In the entries below, spot each line with the word "data" and copy it.
Segment Open
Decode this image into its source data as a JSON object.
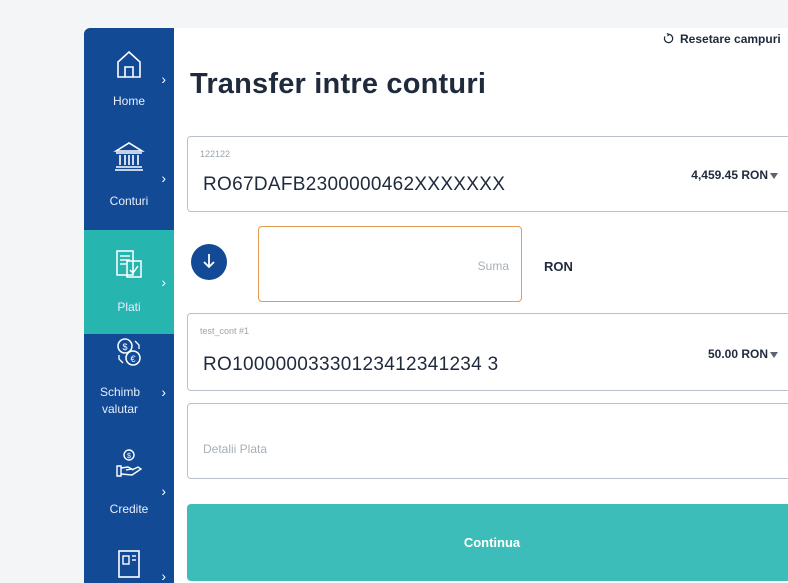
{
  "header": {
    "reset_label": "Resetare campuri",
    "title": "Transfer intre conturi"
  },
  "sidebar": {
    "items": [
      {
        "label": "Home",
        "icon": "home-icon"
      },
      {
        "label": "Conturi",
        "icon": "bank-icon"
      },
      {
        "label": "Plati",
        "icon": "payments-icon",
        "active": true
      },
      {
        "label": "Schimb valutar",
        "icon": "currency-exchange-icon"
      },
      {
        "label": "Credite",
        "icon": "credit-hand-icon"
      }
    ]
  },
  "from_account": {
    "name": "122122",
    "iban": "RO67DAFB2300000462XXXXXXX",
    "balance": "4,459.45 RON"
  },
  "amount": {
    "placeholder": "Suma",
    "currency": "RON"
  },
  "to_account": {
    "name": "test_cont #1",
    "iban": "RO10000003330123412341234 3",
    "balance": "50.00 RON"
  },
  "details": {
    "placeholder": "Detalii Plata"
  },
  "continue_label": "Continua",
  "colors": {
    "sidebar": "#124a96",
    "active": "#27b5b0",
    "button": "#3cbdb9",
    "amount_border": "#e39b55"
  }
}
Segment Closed
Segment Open
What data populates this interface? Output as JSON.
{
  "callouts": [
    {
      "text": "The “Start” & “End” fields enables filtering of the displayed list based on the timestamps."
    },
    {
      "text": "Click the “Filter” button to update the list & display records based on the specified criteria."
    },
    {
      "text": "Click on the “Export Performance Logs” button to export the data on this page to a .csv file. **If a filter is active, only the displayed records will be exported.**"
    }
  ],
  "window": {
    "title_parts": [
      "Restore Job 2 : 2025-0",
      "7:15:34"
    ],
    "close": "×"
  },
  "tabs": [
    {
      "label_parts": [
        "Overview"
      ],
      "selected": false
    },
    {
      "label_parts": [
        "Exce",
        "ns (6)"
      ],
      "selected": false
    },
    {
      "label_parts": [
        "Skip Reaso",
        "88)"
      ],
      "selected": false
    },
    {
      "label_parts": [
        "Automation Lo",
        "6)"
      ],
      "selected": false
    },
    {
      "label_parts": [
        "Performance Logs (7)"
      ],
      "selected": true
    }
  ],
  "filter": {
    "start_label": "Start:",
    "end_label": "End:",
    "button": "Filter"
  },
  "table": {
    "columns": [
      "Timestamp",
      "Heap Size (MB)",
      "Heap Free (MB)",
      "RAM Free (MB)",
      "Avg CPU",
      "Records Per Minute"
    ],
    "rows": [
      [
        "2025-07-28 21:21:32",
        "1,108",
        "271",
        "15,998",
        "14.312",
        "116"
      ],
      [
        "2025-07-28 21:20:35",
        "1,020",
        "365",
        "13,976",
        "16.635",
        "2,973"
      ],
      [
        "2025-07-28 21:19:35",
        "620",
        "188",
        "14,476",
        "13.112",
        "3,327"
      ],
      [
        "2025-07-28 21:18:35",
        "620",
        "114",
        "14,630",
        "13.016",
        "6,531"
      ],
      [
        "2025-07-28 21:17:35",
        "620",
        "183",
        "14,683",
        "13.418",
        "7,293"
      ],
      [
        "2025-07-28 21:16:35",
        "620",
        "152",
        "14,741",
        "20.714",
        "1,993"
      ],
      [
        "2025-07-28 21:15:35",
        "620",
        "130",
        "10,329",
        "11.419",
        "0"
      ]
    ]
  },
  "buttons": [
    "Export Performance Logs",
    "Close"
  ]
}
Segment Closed
(TASK SOLUTION):
Decode this image into its source data as a JSON object.
What data populates this interface? Output as JSON.
      "text": "Click on the “Export Performance Logs” button to export the data on this page to a .csv file. **If a filter is active, only the displayed records will be exported.**"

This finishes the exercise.